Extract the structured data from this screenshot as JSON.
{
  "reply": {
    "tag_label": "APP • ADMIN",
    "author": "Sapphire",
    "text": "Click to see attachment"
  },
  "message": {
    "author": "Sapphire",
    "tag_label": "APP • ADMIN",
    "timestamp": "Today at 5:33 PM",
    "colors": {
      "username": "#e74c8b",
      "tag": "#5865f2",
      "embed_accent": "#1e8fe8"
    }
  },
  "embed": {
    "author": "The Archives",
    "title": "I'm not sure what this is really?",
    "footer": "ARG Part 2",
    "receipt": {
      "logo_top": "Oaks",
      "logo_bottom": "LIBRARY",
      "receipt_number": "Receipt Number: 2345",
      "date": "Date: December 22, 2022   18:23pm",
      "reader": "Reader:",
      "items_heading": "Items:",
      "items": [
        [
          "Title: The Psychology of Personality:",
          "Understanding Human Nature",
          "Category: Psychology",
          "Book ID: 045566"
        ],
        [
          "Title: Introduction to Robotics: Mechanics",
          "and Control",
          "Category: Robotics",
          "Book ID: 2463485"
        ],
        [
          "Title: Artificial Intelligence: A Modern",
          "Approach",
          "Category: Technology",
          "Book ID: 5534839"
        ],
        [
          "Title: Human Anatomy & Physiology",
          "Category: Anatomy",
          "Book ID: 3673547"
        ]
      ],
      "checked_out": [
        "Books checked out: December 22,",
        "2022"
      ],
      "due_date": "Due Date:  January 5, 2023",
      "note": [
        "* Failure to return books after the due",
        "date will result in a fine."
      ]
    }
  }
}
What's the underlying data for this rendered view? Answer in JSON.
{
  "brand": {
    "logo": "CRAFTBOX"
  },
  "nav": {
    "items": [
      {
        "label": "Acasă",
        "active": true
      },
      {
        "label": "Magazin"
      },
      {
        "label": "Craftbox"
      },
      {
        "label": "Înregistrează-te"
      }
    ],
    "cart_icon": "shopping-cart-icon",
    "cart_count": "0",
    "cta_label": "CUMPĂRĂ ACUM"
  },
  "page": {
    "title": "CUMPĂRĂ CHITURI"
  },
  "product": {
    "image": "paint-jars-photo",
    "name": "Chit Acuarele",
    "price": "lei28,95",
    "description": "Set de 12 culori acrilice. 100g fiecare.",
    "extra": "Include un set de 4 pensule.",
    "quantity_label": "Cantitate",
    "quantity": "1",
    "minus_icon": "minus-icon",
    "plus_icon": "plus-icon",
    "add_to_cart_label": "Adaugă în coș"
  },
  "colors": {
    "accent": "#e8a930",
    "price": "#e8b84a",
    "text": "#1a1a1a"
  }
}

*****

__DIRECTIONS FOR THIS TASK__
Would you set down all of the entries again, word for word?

__WRITTEN ANSWER__
Extract the structured data from this screenshot as JSON.
{
  "reply": {
    "tag_label": "APP • ADMIN",
    "author": "Sapphire",
    "text": "Click to see attachment"
  },
  "message": {
    "author": "Sapphire",
    "tag_label": "APP • ADMIN",
    "timestamp": "Today at 5:33 PM",
    "colors": {
      "username": "#e74c8b",
      "tag": "#5865f2",
      "embed_accent": "#1e8fe8"
    }
  },
  "embed": {
    "author": "The Archives",
    "title": "I'm not sure what this is really?",
    "footer": "ARG Part 2",
    "receipt": {
      "logo_top": "Oaks",
      "logo_bottom": "LIBRARY",
      "receipt_number": "Receipt Number: 2345",
      "date": "Date: December 22, 2022   18:23pm",
      "reader": "Reader:",
      "items_heading": "Items:",
      "items": [
        [
          "Title: The Psychology of Personality:",
          "Understanding Human Nature",
          "Category: Psychology",
          "Book ID: 045566"
        ],
        [
          "Title: Introduction to Robotics: Mechanics",
          "and Control",
          "Category: Robotics",
          "Book ID: 2463485"
        ],
        [
          "Title: Artificial Intelligence: A Modern",
          "Approach",
          "Category: Technology",
          "Book ID: 5534839"
        ],
        [
          "Title: Human Anatomy & Physiology",
          "Category: Anatomy",
          "Book ID: 3673547"
        ]
      ],
      "checked_out": [
        "Books checked out: December 22,",
        "2022"
      ],
      "due_date": "Due Date:  January 5, 2023",
      "note": [
        "* Failure to return books after the due",
        "date will result in a fine."
      ]
    }
  }
}
What's the underlying data for this rendered view? Answer in JSON.
{
  "brand": {
    "logo": "CRAFTBOX"
  },
  "nav": {
    "items": [
      {
        "label": "Acasă",
        "active": true
      },
      {
        "label": "Magazin"
      },
      {
        "label": "Craftbox"
      },
      {
        "label": "Înregistrează-te"
      }
    ],
    "cart_icon": "shopping-cart-icon",
    "cart_count": "0",
    "cta_label": "CUMPĂRĂ ACUM"
  },
  "page": {
    "title": "CUMPĂRĂ CHITURI"
  },
  "product": {
    "image": "paint-jars-photo",
    "name": "Chit Acuarele",
    "price": "lei28,95",
    "description": "Set de 12 culori acrilice. 100g fiecare.",
    "extra": "Include un set de 4 pensule.",
    "quantity_label": "Cantitate",
    "quantity": "1",
    "minus_icon": "minus-icon",
    "plus_icon": "plus-icon",
    "add_to_cart_label": "Adaugă în coș"
  },
  "colors": {
    "accent": "#e8a930",
    "price": "#e8b84a",
    "text": "#1a1a1a"
  }
}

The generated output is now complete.